Just a 30 min train ride from Brussels, Ghent is one of our favorite cities in Europe. The old architecture and medieval feeling of the city make you feel as though you have been transported in time. This little canal city is just close enough to find without trouble but far enough off the beaten path that it doesn’t get too many tourists. For this reason it has retained much of its middle age charm. It’s not a large city so you can see just about everything in 2 or 3 days, making it perfect for a short weekend trip.
The train station is a quite a way from the city center so you’ll want to take the bus or a taxi into downtown. Once you are there, however, you shouldn’t need any other transportation as everything will be within walking distance. We stayed at the Ghent Marriott, which was very reasonably priced (this may have been due to the fact that we were there in the off-season. We visited at the end of April). We found that the location of the hotel was absolutely perfect and the service and accommodations were great as well. They had 2 clean and assembled baby beds waiting for us by the time we checked in and got upstairs.
The best way to see Ghent is just to walk around the city. In 2 days of wandering we felt like we stumbled in to all the right places. In our meanderings we found good places to eat, lots of fun buildings and even a couple of little parks where our kids got to take breaks and play. There are a few things below, however, that you’ll want to plan to see.
The Cathedrals: there are two as well as a bell tower (which we walked past but didn’t enter). The first Cathedral is St. Nicholas’s Church. It is stunning. The walls seem to climb for miles before the finally meet the ceiling. St. Nicholas’s is free to enter and welcomes visitors from 10:00am to 5:00pm Tues. – Sun. The church is closed for Monday morning mass but opens briefly afterward from 2:00pm to 5:00pm. The second is the St. Bavo Cathedral which houses the famous Ghent Altarpiece. The Cathedral itself is free to enter but there is a fee to view the altarpiece which is set up in a separate guarded room in the corner of the cathedral. St. Bavo’s was consecrated in 942 A.D. but has undergone many renovations since that time. It is an intricate and spectacular building. As you wander the halls you will find many sculptures and paintings including Saint Bavo enters the Convent at Ghent by Peter Paul Rubens. The church is open to the public everyday from 8:30am to 5:00pm. While you can certainly light a candle and offer a prayer, both Cathedrals are meant more for viewing than for worship.
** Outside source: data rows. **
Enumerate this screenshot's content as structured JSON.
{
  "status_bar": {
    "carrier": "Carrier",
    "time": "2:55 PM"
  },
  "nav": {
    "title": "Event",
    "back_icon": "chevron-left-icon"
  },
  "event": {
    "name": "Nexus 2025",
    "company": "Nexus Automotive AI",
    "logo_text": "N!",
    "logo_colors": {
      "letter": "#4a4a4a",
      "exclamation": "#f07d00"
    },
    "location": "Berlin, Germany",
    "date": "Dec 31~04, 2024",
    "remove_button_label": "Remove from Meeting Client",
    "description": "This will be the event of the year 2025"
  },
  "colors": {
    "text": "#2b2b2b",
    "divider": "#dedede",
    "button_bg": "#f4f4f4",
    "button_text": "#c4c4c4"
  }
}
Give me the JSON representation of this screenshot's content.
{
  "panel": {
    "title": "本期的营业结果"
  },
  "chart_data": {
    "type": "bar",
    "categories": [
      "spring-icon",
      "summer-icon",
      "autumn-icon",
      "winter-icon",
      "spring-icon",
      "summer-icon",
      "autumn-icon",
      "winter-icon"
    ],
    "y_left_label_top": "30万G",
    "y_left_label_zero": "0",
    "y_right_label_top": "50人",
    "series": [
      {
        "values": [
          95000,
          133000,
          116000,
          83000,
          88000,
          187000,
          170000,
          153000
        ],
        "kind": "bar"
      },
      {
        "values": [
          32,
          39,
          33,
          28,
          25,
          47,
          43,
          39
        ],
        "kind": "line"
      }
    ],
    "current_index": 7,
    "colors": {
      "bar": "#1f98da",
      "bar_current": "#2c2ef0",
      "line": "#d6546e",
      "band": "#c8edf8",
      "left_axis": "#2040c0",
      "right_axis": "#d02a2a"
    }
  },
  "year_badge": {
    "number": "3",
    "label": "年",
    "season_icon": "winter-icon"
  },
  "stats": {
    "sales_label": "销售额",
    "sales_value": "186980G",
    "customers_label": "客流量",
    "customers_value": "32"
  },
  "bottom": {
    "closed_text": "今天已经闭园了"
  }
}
This made us feel more comfortable bringing in our, sometimes not-so-quiet, children.
Gravensteen Castle. The fortress towers down over the river just north of the center of town. You can’t miss it. It is free to everyone under the age of 19. Tickets for adults run between 4 and 8 euro depending on your age. While the castle itself doesn’t close until 6pm, last admission is at 5pm. Once inside you will find a self guided tour of the structure. Plan on lot of stairs and tight spaces. Thus, no strollers are allowed (or even possible) so bring the child carriers.
Saturdays there are little markets set up in the square where vendors sell everything from live chickens to antique jewelry. This part was particularly fun for the kids. The little ones will particularly enjoy the animals. You might consider giving each child a couple of Euro at places like these and let them pick out their own souvenir (provided they don’t choose a chicken, of course). Other than that just make sure not to miss out on the Belgian Chocolate! There is a chocolate shop between the bell tower and St. Bavo’s called Van Hoorebeke’s Chocolate Shop. Here you can look down through the glass floor and watch as the chocolatiers work their magic. The staff is also known to have a soft spot for children and will often treat them to a free chocolate in exchange for a smile. Overall we found Ghent to be a charming and friendly city. Defiantly worth a visit.